- Pull out the blasting cap. Because it’s coiled, there is a nice, long lead wire, which would allow you to position the cap far enough from the explosive, that it wouldn’t respond to the cap detonating.
Better yet, put the cap inside the keyhole of the lock, along with a small blob of explosive, and yank the trigger wire in order to blow the lock apart.
- Cut the blasting cap’s wires. One at a time. Cutting both simultaneously might allow one of the leads to short to ground, which could detonate the cap.
- Cut the leads from the power source. Cut the negative first, then the positive. This prevents the battery from creating a current surge across the negative terminal, if the positive lead is cut first. Although most devices are switched from the positive lead, if the positive lead is cut first, it leaves the negative lead and the circuit ground in contact with each other.
- Short the trigger wires across the terminals. This assumes that the circuit is normally-closed, and that there is some voltage flowing through the trigger wire at all times.

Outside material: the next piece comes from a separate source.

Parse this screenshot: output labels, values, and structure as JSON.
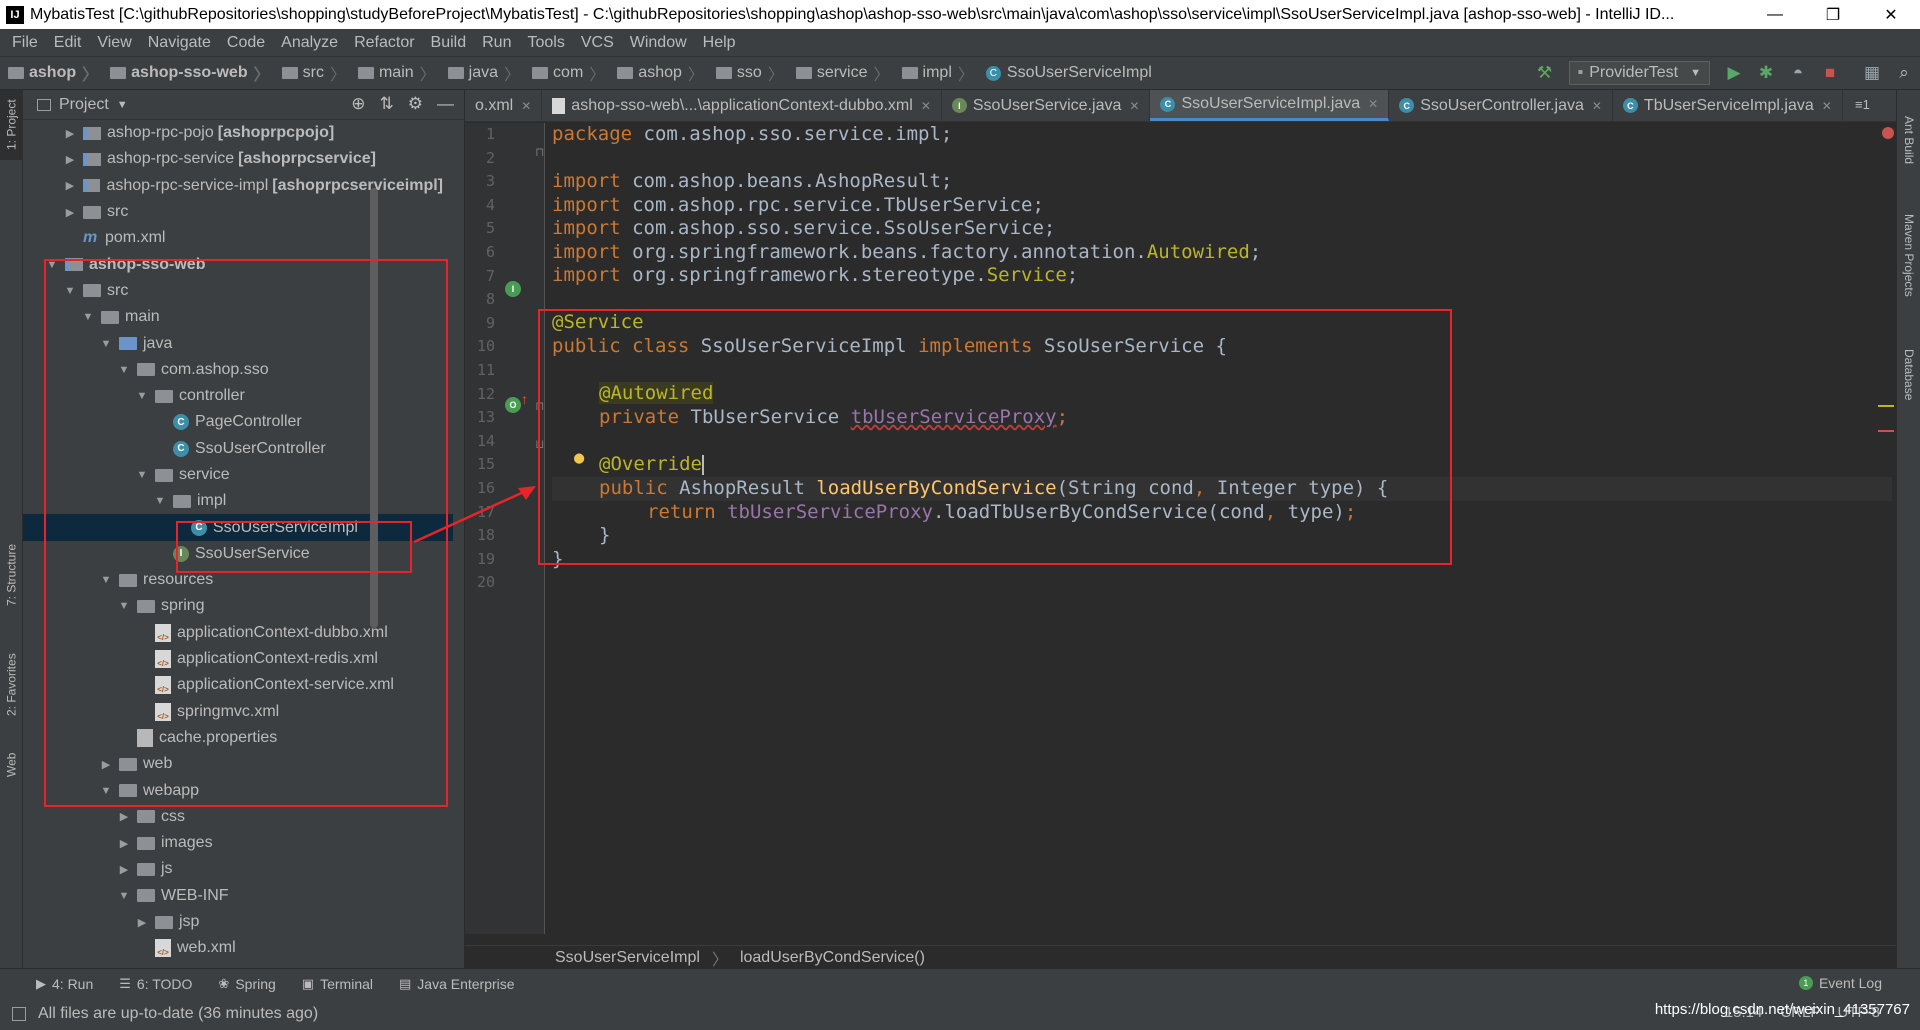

Conversely, if the trigger is normally-open, simply cut the trigger wires (one at a time, of course).
Not that he couldn’t easily pick a lever lock in short-order using found tools, but…
Once the bomb is disarmed, the blasting cap could be used to blow up the lock.
Or, they could burn some of the explosive to melt the chain in order to get free, and then rig the rest of the bomb with a tripwire, set to actuate when their captor returns.
My new favorite thing is to play the song, “You’re the Best” from”Karate Kid” while Windows Updates are running.
Let’s make Windows Updates inspirational again!
Using Android and Google Maps as a trip planner for an 1,100-mile (2,200 round-trip) road trip left a bit to be desired.
Read on, to find out why…
Perhaps we can explain Santa’s magic using higher spatial dimensions.